● **Directions**: Restate each entry below without changing a word.

● **Records**:
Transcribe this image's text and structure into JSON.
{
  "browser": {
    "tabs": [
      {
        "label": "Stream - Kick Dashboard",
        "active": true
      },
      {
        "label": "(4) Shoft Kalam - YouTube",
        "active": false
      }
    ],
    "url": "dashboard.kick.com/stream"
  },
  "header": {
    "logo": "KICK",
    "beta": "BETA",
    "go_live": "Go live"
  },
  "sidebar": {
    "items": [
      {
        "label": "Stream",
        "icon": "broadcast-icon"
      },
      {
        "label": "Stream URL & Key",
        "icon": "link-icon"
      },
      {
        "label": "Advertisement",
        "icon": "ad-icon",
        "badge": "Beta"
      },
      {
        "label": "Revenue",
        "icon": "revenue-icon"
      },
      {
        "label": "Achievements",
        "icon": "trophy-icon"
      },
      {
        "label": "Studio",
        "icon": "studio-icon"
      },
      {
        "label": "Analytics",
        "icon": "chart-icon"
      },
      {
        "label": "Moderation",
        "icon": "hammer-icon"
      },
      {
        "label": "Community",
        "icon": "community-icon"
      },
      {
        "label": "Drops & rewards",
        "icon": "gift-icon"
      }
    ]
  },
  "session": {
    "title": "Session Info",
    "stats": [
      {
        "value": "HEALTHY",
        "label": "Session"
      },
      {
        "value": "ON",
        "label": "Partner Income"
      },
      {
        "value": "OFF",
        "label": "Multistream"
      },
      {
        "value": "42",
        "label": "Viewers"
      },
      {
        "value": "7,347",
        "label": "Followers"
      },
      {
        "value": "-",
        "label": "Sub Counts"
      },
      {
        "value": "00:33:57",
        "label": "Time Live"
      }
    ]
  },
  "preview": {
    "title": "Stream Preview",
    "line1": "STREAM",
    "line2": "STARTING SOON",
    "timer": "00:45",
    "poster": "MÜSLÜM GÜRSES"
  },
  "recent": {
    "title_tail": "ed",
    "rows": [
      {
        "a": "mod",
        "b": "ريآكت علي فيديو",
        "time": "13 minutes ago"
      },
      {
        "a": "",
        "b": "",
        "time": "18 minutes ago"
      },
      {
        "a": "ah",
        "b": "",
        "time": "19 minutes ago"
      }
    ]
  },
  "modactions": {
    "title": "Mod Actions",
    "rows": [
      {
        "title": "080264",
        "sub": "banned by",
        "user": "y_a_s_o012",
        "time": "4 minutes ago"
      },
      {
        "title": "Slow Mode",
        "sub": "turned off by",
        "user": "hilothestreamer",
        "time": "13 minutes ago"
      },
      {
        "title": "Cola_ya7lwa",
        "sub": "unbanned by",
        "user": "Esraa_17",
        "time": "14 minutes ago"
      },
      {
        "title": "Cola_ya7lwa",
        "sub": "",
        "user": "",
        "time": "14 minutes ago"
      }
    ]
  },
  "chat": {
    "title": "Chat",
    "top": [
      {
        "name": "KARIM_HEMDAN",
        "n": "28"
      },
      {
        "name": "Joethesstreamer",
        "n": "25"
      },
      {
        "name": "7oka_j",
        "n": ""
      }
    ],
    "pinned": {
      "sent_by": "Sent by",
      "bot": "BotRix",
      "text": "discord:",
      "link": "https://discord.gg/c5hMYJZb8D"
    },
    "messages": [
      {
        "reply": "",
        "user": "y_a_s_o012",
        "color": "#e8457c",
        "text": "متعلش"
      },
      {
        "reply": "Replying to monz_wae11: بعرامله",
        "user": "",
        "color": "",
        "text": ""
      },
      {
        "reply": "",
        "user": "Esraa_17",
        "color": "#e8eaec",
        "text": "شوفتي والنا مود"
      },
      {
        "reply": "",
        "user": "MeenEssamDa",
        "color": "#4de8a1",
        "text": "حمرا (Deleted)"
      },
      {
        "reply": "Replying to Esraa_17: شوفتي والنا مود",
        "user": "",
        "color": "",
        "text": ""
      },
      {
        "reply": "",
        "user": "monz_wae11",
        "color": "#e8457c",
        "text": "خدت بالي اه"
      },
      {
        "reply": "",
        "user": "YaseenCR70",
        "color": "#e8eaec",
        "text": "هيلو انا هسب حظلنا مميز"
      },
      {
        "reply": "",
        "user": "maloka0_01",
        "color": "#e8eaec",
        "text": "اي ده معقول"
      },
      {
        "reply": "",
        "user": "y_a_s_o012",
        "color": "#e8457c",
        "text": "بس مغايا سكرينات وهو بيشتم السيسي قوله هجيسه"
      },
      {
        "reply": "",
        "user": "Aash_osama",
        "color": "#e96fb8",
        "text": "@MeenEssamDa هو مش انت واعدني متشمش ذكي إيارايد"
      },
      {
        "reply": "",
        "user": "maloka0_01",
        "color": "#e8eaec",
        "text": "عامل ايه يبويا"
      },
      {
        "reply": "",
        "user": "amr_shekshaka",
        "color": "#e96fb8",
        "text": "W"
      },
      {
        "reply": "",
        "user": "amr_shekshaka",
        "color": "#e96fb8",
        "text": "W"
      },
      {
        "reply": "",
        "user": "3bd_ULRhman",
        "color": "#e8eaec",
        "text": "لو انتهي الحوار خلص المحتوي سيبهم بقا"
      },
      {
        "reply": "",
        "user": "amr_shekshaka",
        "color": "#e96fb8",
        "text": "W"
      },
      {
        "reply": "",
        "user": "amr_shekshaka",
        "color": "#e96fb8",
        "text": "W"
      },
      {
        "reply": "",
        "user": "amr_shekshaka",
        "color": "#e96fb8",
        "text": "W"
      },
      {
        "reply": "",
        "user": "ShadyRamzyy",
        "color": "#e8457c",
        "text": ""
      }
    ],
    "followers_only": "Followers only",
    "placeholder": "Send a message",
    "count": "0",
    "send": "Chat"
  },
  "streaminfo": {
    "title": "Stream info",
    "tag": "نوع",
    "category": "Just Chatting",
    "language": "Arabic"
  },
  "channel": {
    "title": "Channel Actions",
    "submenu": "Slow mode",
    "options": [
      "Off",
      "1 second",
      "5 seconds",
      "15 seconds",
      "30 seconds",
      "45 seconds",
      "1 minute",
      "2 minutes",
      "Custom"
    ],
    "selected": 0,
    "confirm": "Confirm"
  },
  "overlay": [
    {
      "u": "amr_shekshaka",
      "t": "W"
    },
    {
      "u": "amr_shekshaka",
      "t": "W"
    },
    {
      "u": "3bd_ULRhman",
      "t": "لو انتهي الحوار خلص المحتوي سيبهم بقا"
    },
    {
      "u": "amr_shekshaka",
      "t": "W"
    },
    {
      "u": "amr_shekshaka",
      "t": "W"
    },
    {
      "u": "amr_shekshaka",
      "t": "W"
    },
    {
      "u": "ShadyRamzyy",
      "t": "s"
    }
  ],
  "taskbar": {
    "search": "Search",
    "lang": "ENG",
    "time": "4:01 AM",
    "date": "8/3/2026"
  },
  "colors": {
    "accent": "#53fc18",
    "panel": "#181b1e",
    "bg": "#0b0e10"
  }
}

● **Reply to the exercise**:
Transcribe this image's text and structure into JSON.
{
  "browser": {
    "tabs": [
      {
        "label": "Stream - Kick Dashboard",
        "active": true
      },
      {
        "label": "(4) Shoft Kalam - YouTube",
        "active": false
      }
    ],
    "url": "dashboard.kick.com/stream"
  },
  "header": {
    "logo": "KICK",
    "beta": "BETA",
    "go_live": "Go live"
  },
  "sidebar": {
    "items": [
      {
        "label": "Stream",
        "icon": "broadcast-icon"
      },
      {
        "label": "Stream URL & Key",
        "icon": "link-icon"
      },
      {
        "label": "Advertisement",
        "icon": "ad-icon",
        "badge": "Beta"
      },
      {
        "label": "Revenue",
        "icon": "revenue-icon"
      },
      {
        "label": "Achievements",
        "icon": "trophy-icon"
      },
      {
        "label": "Studio",
        "icon": "studio-icon"
      },
      {
        "label": "Analytics",
        "icon": "chart-icon"
      },
      {
        "label": "Moderation",
        "icon": "hammer-icon"
      },
      {
        "label": "Community",
        "icon": "community-icon"
      },
      {
        "label": "Drops & rewards",
        "icon": "gift-icon"
      }
    ]
  },
  "session": {
    "title": "Session Info",
    "stats": [
      {
        "value": "HEALTHY",
        "label": "Session"
      },
      {
        "value": "ON",
        "label": "Partner Income"
      },
      {
        "value": "OFF",
        "label": "Multistream"
      },
      {
        "value": "42",
        "label": "Viewers"
      },
      {
        "value": "7,347",
        "label": "Followers"
      },
      {
        "value": "-",
        "label": "Sub Counts"
      },
      {
        "value": "00:33:57",
        "label": "Time Live"
      }
    ]
  },
  "preview": {
    "title": "Stream Preview",
    "line1": "STREAM",
    "line2": "STARTING SOON",
    "timer": "00:45",
    "poster": "MÜSLÜM GÜRSES"
  },
  "recent": {
    "title_tail": "ed",
    "rows": [
      {
        "a": "mod",
        "b": "ريآكت علي فيديو",
        "time": "13 minutes ago"
      },
      {
        "a": "",
        "b": "",
        "time": "18 minutes ago"
      },
      {
        "a": "ah",
        "b": "",
        "time": "19 minutes ago"
      }
    ]
  },
  "modactions": {
    "title": "Mod Actions",
    "rows": [
      {
        "title": "080264",
        "sub": "banned by",
        "user": "y_a_s_o012",
        "time": "4 minutes ago"
      },
      {
        "title": "Slow Mode",
        "sub": "turned off by",
        "user": "hilothestreamer",
        "time": "13 minutes ago"
      },
      {
        "title": "Cola_ya7lwa",
        "sub": "unbanned by",
        "user": "Esraa_17",
        "time": "14 minutes ago"
      },
      {
        "title": "Cola_ya7lwa",
        "sub": "",
        "user": "",
        "time": "14 minutes ago"
      }
    ]
  },
  "chat": {
    "title": "Chat",
    "top": [
      {
        "name": "KARIM_HEMDAN",
        "n": "28"
      },
      {
        "name": "Joethesstreamer",
        "n": "25"
      },
      {
        "name": "7oka_j",
        "n": ""
      }
    ],
    "pinned": {
      "sent_by": "Sent by",
      "bot": "BotRix",
      "text": "discord:",
      "link": "https://discord.gg/c5hMYJZb8D"
    },
    "messages": [
      {
        "reply": "",
        "user": "y_a_s_o012",
        "color": "#e8457c",
        "text": "متعلش"
      },
      {
        "reply": "Replying to monz_wae11: بعرامله",
        "user": "",
        "color": "",
        "text": ""
      },
      {
        "reply": "",
        "user": "Esraa_17",
        "color": "#e8eaec",
        "text": "شوفتي والنا مود"
      },
      {
        "reply": "",
        "user": "MeenEssamDa",
        "color": "#4de8a1",
        "text": "حمرا (Deleted)"
      },
      {
        "reply": "Replying to Esraa_17: شوفتي والنا مود",
        "user": "",
        "color": "",
        "text": ""
      },
      {
        "reply": "",
        "user": "monz_wae11",
        "color": "#e8457c",
        "text": "خدت بالي اه"
      },
      {
        "reply": "",
        "user": "YaseenCR70",
        "color": "#e8eaec",
        "text": "هيلو انا هسب حظلنا مميز"
      },
      {
        "reply": "",
        "user": "maloka0_01",
        "color": "#e8eaec",
        "text": "اي ده معقول"
      },
      {
        "reply": "",
        "user": "y_a_s_o012",
        "color": "#e8457c",
        "text": "بس مغايا سكرينات وهو بيشتم السيسي قوله هجيسه"
      },
      {
        "reply": "",
        "user": "Aash_osama",
        "color": "#e96fb8",
        "text": "@MeenEssamDa هو مش انت واعدني متشمش ذكي إيارايد"
      },
      {
        "reply": "",
        "user": "maloka0_01",
        "color": "#e8eaec",
        "text": "عامل ايه يبويا"
      },
      {
        "reply": "",
        "user": "amr_shekshaka",
        "color": "#e96fb8",
        "text": "W"
      },
      {
        "reply": "",
        "user": "amr_shekshaka",
        "color": "#e96fb8",
        "text": "W"
      },
      {
        "reply": "",
        "user": "3bd_ULRhman",
        "color": "#e8eaec",
        "text": "لو انتهي الحوار خلص المحتوي سيبهم بقا"
      },
      {
        "reply": "",
        "user": "amr_shekshaka",
        "color": "#e96fb8",
        "text": "W"
      },
      {
        "reply": "",
        "user": "amr_shekshaka",
        "color": "#e96fb8",
        "text": "W"
      },
      {
        "reply": "",
        "user": "amr_shekshaka",
        "color": "#e96fb8",
        "text": "W"
      },
      {
        "reply": "",
        "user": "ShadyRamzyy",
        "color": "#e8457c",
        "text": ""
      }
    ],
    "followers_only": "Followers only",
    "placeholder": "Send a message",
    "count": "0",
    "send": "Chat"
  },
  "streaminfo": {
    "title": "Stream info",
    "tag": "نوع",
    "category": "Just Chatting",
    "language": "Arabic"
  },
  "channel": {
    "title": "Channel Actions",
    "submenu": "Slow mode",
    "options": [
      "Off",
      "1 second",
      "5 seconds",
      "15 seconds",
      "30 seconds",
      "45 seconds",
      "1 minute",
      "2 minutes",
      "Custom"
    ],
    "selected": 0,
    "confirm": "Confirm"
  },
  "overlay": [
    {
      "u": "amr_shekshaka",
      "t": "W"
    },
    {
      "u": "amr_shekshaka",
      "t": "W"
    },
    {
      "u": "3bd_ULRhman",
      "t": "لو انتهي الحوار خلص المحتوي سيبهم بقا"
    },
    {
      "u": "amr_shekshaka",
      "t": "W"
    },
    {
      "u": "amr_shekshaka",
      "t": "W"
    },
    {
      "u": "amr_shekshaka",
      "t": "W"
    },
    {
      "u": "ShadyRamzyy",
      "t": "s"
    }
  ],
  "taskbar": {
    "search": "Search",
    "lang": "ENG",
    "time": "4:01 AM",
    "date": "8/3/2026"
  },
  "colors": {
    "accent": "#53fc18",
    "panel": "#181b1e",
    "bg": "#0b0e10"
  }
}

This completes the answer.